EXERCISE →
Could you return all of the entries word for word, minus any pictures?
*** RAW DATA Section Begins ***
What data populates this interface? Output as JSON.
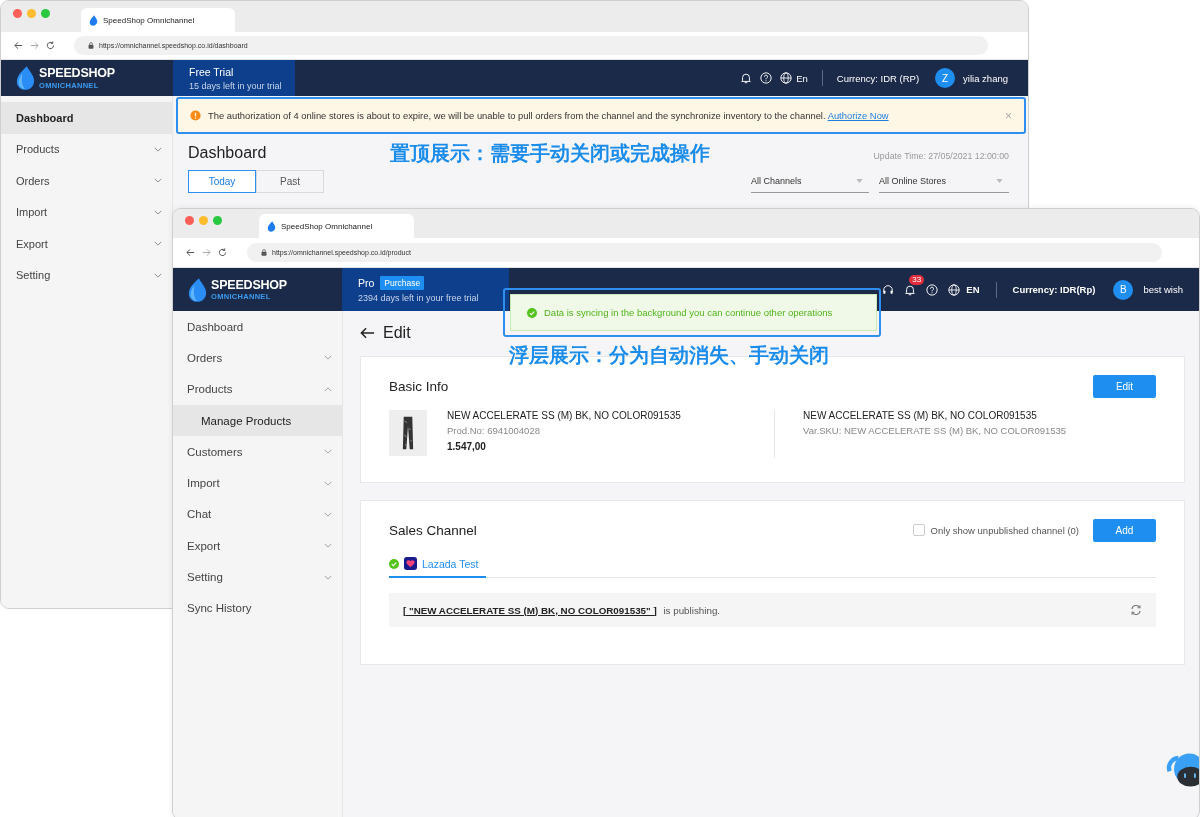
{
  "dashboard_window": {
    "tab_title": "SpeedShop Omnichannel",
    "url": "https://omnichannel.speedshop.co.id/dashboard",
    "logo": {
      "name": "SPEEDSHOP",
      "tagline": "OMNICHANNEL"
    },
    "plan": {
      "name": "Free Trial",
      "note": "15 days left in your trial"
    },
    "header": {
      "language": "En",
      "currency": "Currency: IDR (RP)",
      "avatar": "Z",
      "user": "yilia zhang"
    },
    "sidebar": [
      {
        "kind": "link",
        "label": "Dashboard",
        "selected": true
      },
      {
        "kind": "group",
        "label": "Products",
        "selected": false,
        "expanded": false
      },
      {
        "kind": "group",
        "label": "Orders",
        "selected": false,
        "expanded": false
      },
      {
        "kind": "group",
        "label": "Import",
        "selected": false,
        "expanded": false
      },
      {
        "kind": "group",
        "label": "Export",
        "selected": false,
        "expanded": false
      },
      {
        "kind": "group",
        "label": "Setting",
        "selected": false,
        "expanded": false
      }
    ],
    "banner": {
      "message": "The authorization of 4 online stores is about to expire, we will be unable to pull orders from the channel and the synchronize inventory to the channel.",
      "link": "Authorize Now",
      "close": "×"
    },
    "title": "Dashboard",
    "update_time": "Update Time: 27/05/2021 12:00:00",
    "tabs": [
      {
        "label": "Today",
        "selected": true
      },
      {
        "label": "Past",
        "selected": false
      }
    ],
    "filters": [
      {
        "value": "All Channels"
      },
      {
        "value": "All Online Stores"
      }
    ]
  },
  "edit_window": {
    "tab_title": "SpeedShop Omnichannel",
    "url": "https://omnichannel.speedshop.co.id/product",
    "logo": {
      "name": "SPEEDSHOP",
      "tagline": "OMNICHANNEL"
    },
    "plan": {
      "name": "Pro",
      "badge": "Purchase",
      "note": "2394 days left in your free trial"
    },
    "header": {
      "notifications": "33",
      "language": "EN",
      "currency": "Currency: IDR(Rp)",
      "avatar": "B",
      "user": "best wish"
    },
    "sidebar": [
      {
        "kind": "link",
        "label": "Dashboard",
        "selected": false
      },
      {
        "kind": "group",
        "label": "Orders",
        "selected": false,
        "expanded": false
      },
      {
        "kind": "group",
        "label": "Products",
        "selected": false,
        "expanded": true,
        "children": [
          {
            "label": "Manage Products",
            "selected": true
          }
        ]
      },
      {
        "kind": "group",
        "label": "Customers",
        "selected": false,
        "expanded": false
      },
      {
        "kind": "group",
        "label": "Import",
        "selected": false,
        "expanded": false
      },
      {
        "kind": "group",
        "label": "Chat",
        "selected": false,
        "expanded": false
      },
      {
        "kind": "group",
        "label": "Export",
        "selected": false,
        "expanded": false
      },
      {
        "kind": "group",
        "label": "Setting",
        "selected": false,
        "expanded": false
      },
      {
        "kind": "link",
        "label": "Sync History",
        "selected": false
      }
    ],
    "toast": {
      "message": "Data is syncing in the background you can continue other operations"
    },
    "title": "Edit",
    "basic_info": {
      "title": "Basic Info",
      "button": "Edit",
      "product": {
        "name": "NEW ACCELERATE SS (M) BK, NO COLOR091535",
        "prod_no": "Prod.No: 6941004028",
        "price": "1.547,00"
      },
      "variant": {
        "name": "NEW ACCELERATE SS (M) BK, NO COLOR091535",
        "sku": "Var.SKU: NEW ACCELERATE SS (M) BK, NO COLOR091535"
      }
    },
    "sales_channel": {
      "title": "Sales Channel",
      "filter": {
        "label": "Only show unpublished channel (0)",
        "checked": false
      },
      "button": "Add",
      "tabs": [
        {
          "label": "Lazada Test",
          "selected": true
        }
      ],
      "status": {
        "item": "[ \"NEW ACCELERATE SS (M) BK, NO COLOR091535\" ]",
        "text": " is publishing."
      }
    }
  },
  "annotations": [
    {
      "text": "置顶展示：需要手动关闭或完成操作"
    },
    {
      "text": "浮层展示：分为自动消失、手动关闭"
    }
  ]
}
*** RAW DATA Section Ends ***
OUTPUT →
What data populates this interface? Output as JSON.
{
  "dashboard_window": {
    "tab_title": "SpeedShop Omnichannel",
    "url": "https://omnichannel.speedshop.co.id/dashboard",
    "logo": {
      "name": "SPEEDSHOP",
      "tagline": "OMNICHANNEL"
    },
    "plan": {
      "name": "Free Trial",
      "note": "15 days left in your trial"
    },
    "header": {
      "language": "En",
      "currency": "Currency: IDR (RP)",
      "avatar": "Z",
      "user": "yilia zhang"
    },
    "sidebar": [
      {
        "kind": "link",
        "label": "Dashboard",
        "selected": true
      },
      {
        "kind": "group",
        "label": "Products",
        "selected": false,
        "expanded": false
      },
      {
        "kind": "group",
        "label": "Orders",
        "selected": false,
        "expanded": false
      },
      {
        "kind": "group",
        "label": "Import",
        "selected": false,
        "expanded": false
      },
      {
        "kind": "group",
        "label": "Export",
        "selected": false,
        "expanded": false
      },
      {
        "kind": "group",
        "label": "Setting",
        "selected": false,
        "expanded": false
      }
    ],
    "banner": {
      "message": "The authorization of 4 online stores is about to expire, we will be unable to pull orders from the channel and the synchronize inventory to the channel.",
      "link": "Authorize Now",
      "close": "×"
    },
    "title": "Dashboard",
    "update_time": "Update Time: 27/05/2021 12:00:00",
    "tabs": [
      {
        "label": "Today",
        "selected": true
      },
      {
        "label": "Past",
        "selected": false
      }
    ],
    "filters": [
      {
        "value": "All Channels"
      },
      {
        "value": "All Online Stores"
      }
    ]
  },
  "edit_window": {
    "tab_title": "SpeedShop Omnichannel",
    "url": "https://omnichannel.speedshop.co.id/product",
    "logo": {
      "name": "SPEEDSHOP",
      "tagline": "OMNICHANNEL"
    },
    "plan": {
      "name": "Pro",
      "badge": "Purchase",
      "note": "2394 days left in your free trial"
    },
    "header": {
      "notifications": "33",
      "language": "EN",
      "currency": "Currency: IDR(Rp)",
      "avatar": "B",
      "user": "best wish"
    },
    "sidebar": [
      {
        "kind": "link",
        "label": "Dashboard",
        "selected": false
      },
      {
        "kind": "group",
        "label": "Orders",
        "selected": false,
        "expanded": false
      },
      {
        "kind": "group",
        "label": "Products",
        "selected": false,
        "expanded": true,
        "children": [
          {
            "label": "Manage Products",
            "selected": true
          }
        ]
      },
      {
        "kind": "group",
        "label": "Customers",
        "selected": false,
        "expanded": false
      },
      {
        "kind": "group",
        "label": "Import",
        "selected": false,
        "expanded": false
      },
      {
        "kind": "group",
        "label": "Chat",
        "selected": false,
        "expanded": false
      },
      {
        "kind": "group",
        "label": "Export",
        "selected": false,
        "expanded": false
      },
      {
        "kind": "group",
        "label": "Setting",
        "selected": false,
        "expanded": false
      },
      {
        "kind": "link",
        "label": "Sync History",
        "selected": false
      }
    ],
    "toast": {
      "message": "Data is syncing in the background you can continue other operations"
    },
    "title": "Edit",
    "basic_info": {
      "title": "Basic Info",
      "button": "Edit",
      "product": {
        "name": "NEW ACCELERATE SS (M) BK, NO COLOR091535",
        "prod_no": "Prod.No: 6941004028",
        "price": "1.547,00"
      },
      "variant": {
        "name": "NEW ACCELERATE SS (M) BK, NO COLOR091535",
        "sku": "Var.SKU: NEW ACCELERATE SS (M) BK, NO COLOR091535"
      }
    },
    "sales_channel": {
      "title": "Sales Channel",
      "filter": {
        "label": "Only show unpublished channel (0)",
        "checked": false
      },
      "button": "Add",
      "tabs": [
        {
          "label": "Lazada Test",
          "selected": true
        }
      ],
      "status": {
        "item": "[ \"NEW ACCELERATE SS (M) BK, NO COLOR091535\" ]",
        "text": " is publishing."
      }
    }
  },
  "annotations": [
    {
      "text": "置顶展示：需要手动关闭或完成操作"
    },
    {
      "text": "浮层展示：分为自动消失、手动关闭"
    }
  ]
}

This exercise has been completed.